While Daenerys Targaryen may have three dragons, even she would likely have nightmares after seeing Campbell’s brood of 1,000 bed bugs.
Because although we’ve all heard the children’s rhyme that goes,”Good night, sleep tight, don’t let the bed bugs bite,” most of us have never seen one of these six-legged nuisances up close — and we all fear tiny bugs crawling on us while we sleep.
But, for Campbell, a University of Florida Ph.D. student in the department of entomology and nematology, part of UF’s Institute of Food and Agricultural Sciences, the bugs of bedtime myth are ones she reared herself.
From apartment buildings to nursing homes, Campbell has investigated bed bug infestations minor to severe. Now she’s turned her attention to the tropical version of the common pest, a species new to the U.S. and currently only found in Brevard County, Florida. In 2016, she gained media attention after making a strange public request—she asked people to send her their bed bugs.
Thanks to the overwhelming response, Campbell has recently reared the first live colony of tropical bed bugs in the U.S. — a resource she says will be important for research if the population spreads in Florida.
By conducting genetic studies and determining how to differentiate between the two species, Campbell hopes to help stop the spread of tropical bed bugs. She is also conducting several studies to evaluate novel chemical methods for controlling bed bugs, which experienced a resurgence in the early 2000s after decades of eradication in the U.S.
UF News spoke with Campbell about her work and the passion that drives her to spend her days with the source of real and imagined nightmares. For a complete Q&A with her, click here.
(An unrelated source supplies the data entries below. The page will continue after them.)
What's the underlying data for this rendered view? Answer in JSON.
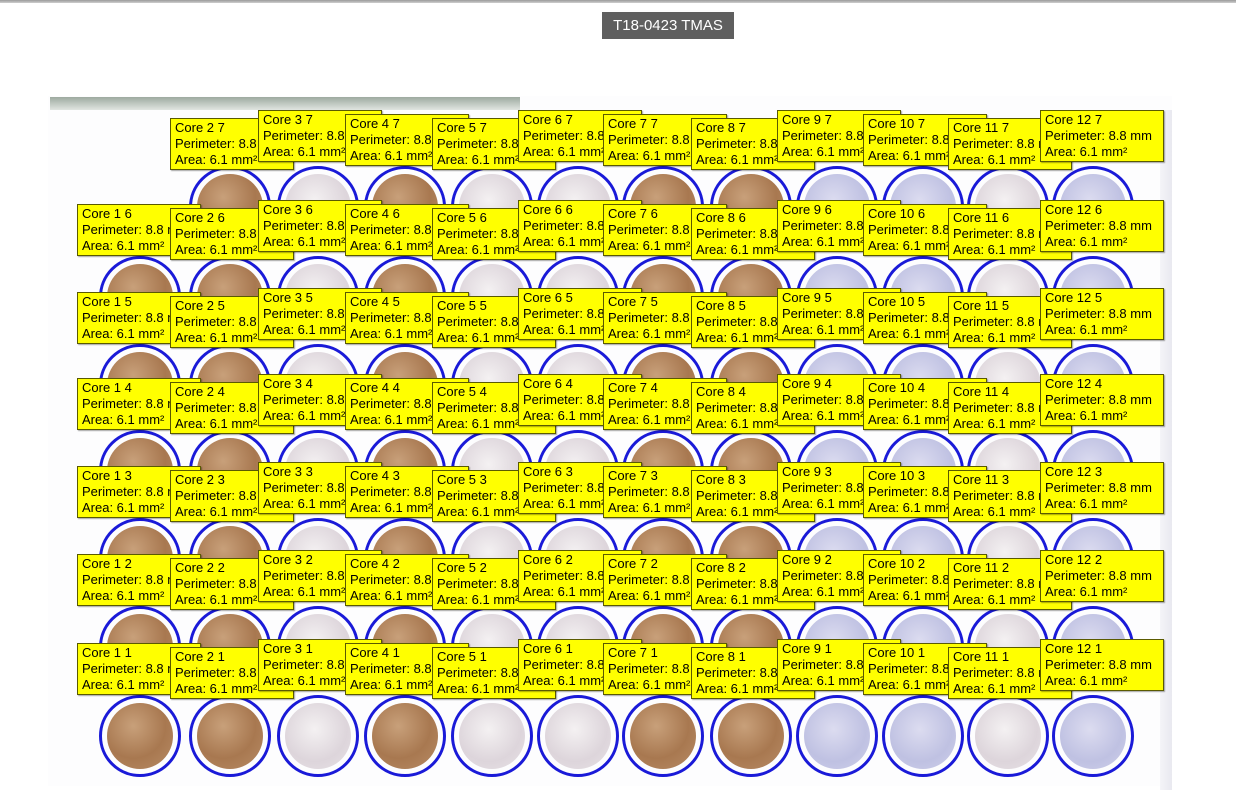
{
  "title": "T18-0423 TMAS",
  "label_template": {
    "perimeter": "Perimeter: 8.8 mm",
    "area": "Area: 6.1 mm²"
  },
  "colors": {
    "label_background": "#ffff00",
    "core_outline": "#1a1ad8",
    "title_background": "#5f5f5f"
  },
  "cores": [
    {
      "name": "Core 1 1",
      "stain": "brown"
    },
    {
      "name": "Core 2 1",
      "stain": "brown"
    },
    {
      "name": "Core 3 1",
      "stain": "pale"
    },
    {
      "name": "Core 4 1",
      "stain": "brown"
    },
    {
      "name": "Core 5 1",
      "stain": "pale"
    },
    {
      "name": "Core 6 1",
      "stain": "pale"
    },
    {
      "name": "Core 7 1",
      "stain": "brown"
    },
    {
      "name": "Core 8 1",
      "stain": "brown"
    },
    {
      "name": "Core 9 1",
      "stain": "blue"
    },
    {
      "name": "Core 10 1",
      "stain": "blue"
    },
    {
      "name": "Core 11 1",
      "stain": "pale"
    },
    {
      "name": "Core 12 1",
      "stain": "blue"
    },
    {
      "name": "Core 1 2",
      "stain": "brown"
    },
    {
      "name": "Core 2 2",
      "stain": "brown"
    },
    {
      "name": "Core 3 2",
      "stain": "pale"
    },
    {
      "name": "Core 4 2",
      "stain": "brown"
    },
    {
      "name": "Core 5 2",
      "stain": "pale"
    },
    {
      "name": "Core 6 2",
      "stain": "pale"
    },
    {
      "name": "Core 7 2",
      "stain": "brown"
    },
    {
      "name": "Core 8 2",
      "stain": "brown"
    },
    {
      "name": "Core 9 2",
      "stain": "blue"
    },
    {
      "name": "Core 10 2",
      "stain": "blue"
    },
    {
      "name": "Core 11 2",
      "stain": "pale"
    },
    {
      "name": "Core 12 2",
      "stain": "blue"
    },
    {
      "name": "Core 1 3",
      "stain": "brown"
    },
    {
      "name": "Core 2 3",
      "stain": "brown"
    },
    {
      "name": "Core 3 3",
      "stain": "pale"
    },
    {
      "name": "Core 4 3",
      "stain": "brown"
    },
    {
      "name": "Core 5 3",
      "stain": "pale"
    },
    {
      "name": "Core 6 3",
      "stain": "pale"
    },
    {
      "name": "Core 7 3",
      "stain": "brown"
    },
    {
      "name": "Core 8 3",
      "stain": "brown"
    },
    {
      "name": "Core 9 3",
      "stain": "blue"
    },
    {
      "name": "Core 10 3",
      "stain": "blue"
    },
    {
      "name": "Core 11 3",
      "stain": "pale"
    },
    {
      "name": "Core 12 3",
      "stain": "blue"
    },
    {
      "name": "Core 1 4",
      "stain": "brown"
    },
    {
      "name": "Core 2 4",
      "stain": "brown"
    },
    {
      "name": "Core 3 4",
      "stain": "pale"
    },
    {
      "name": "Core 4 4",
      "stain": "brown"
    },
    {
      "name": "Core 5 4",
      "stain": "pale"
    },
    {
      "name": "Core 6 4",
      "stain": "pale"
    },
    {
      "name": "Core 7 4",
      "stain": "brown"
    },
    {
      "name": "Core 8 4",
      "stain": "brown"
    },
    {
      "name": "Core 9 4",
      "stain": "blue"
    },
    {
      "name": "Core 10 4",
      "stain": "blue"
    },
    {
      "name": "Core 11 4",
      "stain": "pale"
    },
    {
      "name": "Core 12 4",
      "stain": "blue"
    },
    {
      "name": "Core 1 5",
      "stain": "brown"
    },
    {
      "name": "Core 2 5",
      "stain": "brown"
    },
    {
      "name": "Core 3 5",
      "stain": "pale"
    },
    {
      "name": "Core 4 5",
      "stain": "brown"
    },
    {
      "name": "Core 5 5",
      "stain": "pale"
    },
    {
      "name": "Core 6 5",
      "stain": "pale"
    },
    {
      "name": "Core 7 5",
      "stain": "brown"
    },
    {
      "name": "Core 8 5",
      "stain": "brown"
    },
    {
      "name": "Core 9 5",
      "stain": "blue"
    },
    {
      "name": "Core 10 5",
      "stain": "blue"
    },
    {
      "name": "Core 11 5",
      "stain": "pale"
    },
    {
      "name": "Core 12 5",
      "stain": "blue"
    },
    {
      "name": "Core 1 6",
      "stain": "brown"
    },
    {
      "name": "Core 2 6",
      "stain": "brown"
    },
    {
      "name": "Core 3 6",
      "stain": "pale"
    },
    {
      "name": "Core 4 6",
      "stain": "brown"
    },
    {
      "name": "Core 5 6",
      "stain": "pale"
    },
    {
      "name": "Core 6 6",
      "stain": "pale"
    },
    {
      "name": "Core 7 6",
      "stain": "brown"
    },
    {
      "name": "Core 8 6",
      "stain": "brown"
    },
    {
      "name": "Core 9 6",
      "stain": "blue"
    },
    {
      "name": "Core 10 6",
      "stain": "blue"
    },
    {
      "name": "Core 11 6",
      "stain": "pale"
    },
    {
      "name": "Core 12 6",
      "stain": "blue"
    },
    {
      "name": "Core 2 7",
      "stain": "brown"
    },
    {
      "name": "Core 3 7",
      "stain": "pale"
    },
    {
      "name": "Core 4 7",
      "stain": "brown"
    },
    {
      "name": "Core 5 7",
      "stain": "pale"
    },
    {
      "name": "Core 6 7",
      "stain": "pale"
    },
    {
      "name": "Core 7 7",
      "stain": "brown"
    },
    {
      "name": "Core 8 7",
      "stain": "brown"
    },
    {
      "name": "Core 9 7",
      "stain": "blue"
    },
    {
      "name": "Core 10 7",
      "stain": "blue"
    },
    {
      "name": "Core 11 7",
      "stain": "pale"
    },
    {
      "name": "Core 12 7",
      "stain": "blue"
    }
  ]
}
Materials by University of Florida. Original article “Mother of Bed Bugs”. Photos and video by Lyon Duong. Interview by Stephenie Livingston. Note: Content may be edited for style and length.